(Exercise materials Opens)
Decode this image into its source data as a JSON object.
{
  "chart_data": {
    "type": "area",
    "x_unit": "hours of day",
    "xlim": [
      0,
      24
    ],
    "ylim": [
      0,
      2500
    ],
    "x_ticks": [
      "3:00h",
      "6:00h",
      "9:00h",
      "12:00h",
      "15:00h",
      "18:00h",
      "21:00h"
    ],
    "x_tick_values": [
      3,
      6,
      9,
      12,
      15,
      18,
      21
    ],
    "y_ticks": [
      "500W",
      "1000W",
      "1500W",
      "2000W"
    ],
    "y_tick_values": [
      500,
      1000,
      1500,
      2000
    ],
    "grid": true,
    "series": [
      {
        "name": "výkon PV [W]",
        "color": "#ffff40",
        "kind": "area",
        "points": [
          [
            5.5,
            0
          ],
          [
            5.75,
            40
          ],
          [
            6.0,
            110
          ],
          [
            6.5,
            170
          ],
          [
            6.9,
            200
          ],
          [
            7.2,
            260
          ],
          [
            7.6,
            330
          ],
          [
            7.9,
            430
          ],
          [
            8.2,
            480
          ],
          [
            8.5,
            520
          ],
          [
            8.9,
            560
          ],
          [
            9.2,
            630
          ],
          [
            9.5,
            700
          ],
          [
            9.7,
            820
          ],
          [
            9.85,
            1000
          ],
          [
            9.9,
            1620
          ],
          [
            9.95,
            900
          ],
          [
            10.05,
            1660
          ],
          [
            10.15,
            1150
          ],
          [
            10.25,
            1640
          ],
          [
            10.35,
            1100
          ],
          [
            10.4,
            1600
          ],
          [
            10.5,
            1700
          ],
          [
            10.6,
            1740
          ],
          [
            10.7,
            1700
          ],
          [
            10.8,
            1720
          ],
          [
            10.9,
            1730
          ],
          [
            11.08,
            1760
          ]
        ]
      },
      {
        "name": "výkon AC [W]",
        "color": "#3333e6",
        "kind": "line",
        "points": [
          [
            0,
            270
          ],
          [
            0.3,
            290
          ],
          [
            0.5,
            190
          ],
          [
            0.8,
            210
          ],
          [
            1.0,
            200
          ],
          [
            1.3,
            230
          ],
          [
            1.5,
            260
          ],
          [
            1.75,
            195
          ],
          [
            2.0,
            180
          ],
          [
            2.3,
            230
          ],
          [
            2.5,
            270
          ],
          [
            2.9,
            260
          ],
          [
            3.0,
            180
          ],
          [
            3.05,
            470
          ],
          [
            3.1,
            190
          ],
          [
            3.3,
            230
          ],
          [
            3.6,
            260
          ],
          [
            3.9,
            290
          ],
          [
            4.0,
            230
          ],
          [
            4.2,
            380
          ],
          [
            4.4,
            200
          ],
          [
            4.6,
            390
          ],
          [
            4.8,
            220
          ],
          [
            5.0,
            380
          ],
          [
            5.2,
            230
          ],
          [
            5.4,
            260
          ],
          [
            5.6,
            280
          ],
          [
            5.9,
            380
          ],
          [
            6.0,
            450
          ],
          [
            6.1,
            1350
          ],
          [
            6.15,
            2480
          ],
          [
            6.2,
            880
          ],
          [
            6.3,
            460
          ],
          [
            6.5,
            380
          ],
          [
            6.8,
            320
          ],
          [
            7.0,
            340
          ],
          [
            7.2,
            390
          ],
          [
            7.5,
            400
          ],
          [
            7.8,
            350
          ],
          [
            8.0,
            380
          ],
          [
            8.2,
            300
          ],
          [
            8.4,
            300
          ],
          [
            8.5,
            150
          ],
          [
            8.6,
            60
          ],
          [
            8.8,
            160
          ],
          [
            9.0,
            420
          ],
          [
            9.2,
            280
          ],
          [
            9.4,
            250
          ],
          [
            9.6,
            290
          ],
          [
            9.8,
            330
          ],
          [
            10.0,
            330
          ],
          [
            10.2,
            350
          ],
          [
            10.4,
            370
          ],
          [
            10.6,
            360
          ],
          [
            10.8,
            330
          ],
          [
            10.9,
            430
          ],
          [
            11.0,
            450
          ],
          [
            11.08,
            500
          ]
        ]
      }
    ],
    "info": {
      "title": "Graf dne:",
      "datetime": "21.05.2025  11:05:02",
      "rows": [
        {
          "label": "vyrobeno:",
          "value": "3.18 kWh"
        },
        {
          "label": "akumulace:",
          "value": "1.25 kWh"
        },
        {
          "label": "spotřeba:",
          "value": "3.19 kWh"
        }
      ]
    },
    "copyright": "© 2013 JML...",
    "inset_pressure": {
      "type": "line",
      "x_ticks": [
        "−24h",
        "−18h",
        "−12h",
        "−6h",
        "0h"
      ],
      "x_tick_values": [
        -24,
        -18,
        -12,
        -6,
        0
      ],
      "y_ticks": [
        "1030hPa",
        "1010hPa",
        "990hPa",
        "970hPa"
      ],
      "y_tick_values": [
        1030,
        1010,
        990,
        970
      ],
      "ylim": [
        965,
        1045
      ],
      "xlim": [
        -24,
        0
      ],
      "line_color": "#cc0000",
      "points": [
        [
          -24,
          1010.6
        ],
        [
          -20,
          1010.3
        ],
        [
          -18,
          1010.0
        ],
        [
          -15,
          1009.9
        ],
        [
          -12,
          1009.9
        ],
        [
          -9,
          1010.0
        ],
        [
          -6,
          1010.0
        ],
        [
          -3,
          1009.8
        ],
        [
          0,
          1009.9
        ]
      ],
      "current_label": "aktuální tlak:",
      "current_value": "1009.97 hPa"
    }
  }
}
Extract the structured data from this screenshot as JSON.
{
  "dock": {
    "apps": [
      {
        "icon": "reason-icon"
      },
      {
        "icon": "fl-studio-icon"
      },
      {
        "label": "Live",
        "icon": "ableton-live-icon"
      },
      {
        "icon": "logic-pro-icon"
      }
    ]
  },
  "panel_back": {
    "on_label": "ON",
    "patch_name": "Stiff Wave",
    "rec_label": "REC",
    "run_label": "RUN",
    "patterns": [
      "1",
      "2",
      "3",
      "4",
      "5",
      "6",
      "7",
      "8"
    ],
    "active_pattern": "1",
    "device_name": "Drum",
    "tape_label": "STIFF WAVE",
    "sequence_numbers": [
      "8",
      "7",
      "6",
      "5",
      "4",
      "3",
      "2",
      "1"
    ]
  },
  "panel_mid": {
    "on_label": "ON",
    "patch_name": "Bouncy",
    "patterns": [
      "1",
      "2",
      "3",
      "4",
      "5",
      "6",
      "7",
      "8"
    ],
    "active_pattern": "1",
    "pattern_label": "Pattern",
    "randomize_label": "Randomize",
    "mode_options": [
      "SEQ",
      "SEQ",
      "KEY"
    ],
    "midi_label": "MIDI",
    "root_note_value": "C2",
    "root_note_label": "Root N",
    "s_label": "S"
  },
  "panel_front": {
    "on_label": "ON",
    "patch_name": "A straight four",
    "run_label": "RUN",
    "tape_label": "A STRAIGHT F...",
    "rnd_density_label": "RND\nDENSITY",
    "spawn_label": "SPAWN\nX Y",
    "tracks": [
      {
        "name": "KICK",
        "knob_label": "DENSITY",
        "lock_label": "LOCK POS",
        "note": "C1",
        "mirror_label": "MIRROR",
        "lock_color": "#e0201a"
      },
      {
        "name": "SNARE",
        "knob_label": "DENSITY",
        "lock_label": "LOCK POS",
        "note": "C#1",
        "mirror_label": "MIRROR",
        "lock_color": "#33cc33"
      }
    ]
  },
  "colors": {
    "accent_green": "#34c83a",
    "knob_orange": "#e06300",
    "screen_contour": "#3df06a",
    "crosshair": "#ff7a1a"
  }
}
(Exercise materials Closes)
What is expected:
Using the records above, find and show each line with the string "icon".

Exercise output:
        "icon": "reason-icon"
        "icon": "fl-studio-icon"
        "icon": "ableton-live-icon"
        "icon": "logic-pro-icon"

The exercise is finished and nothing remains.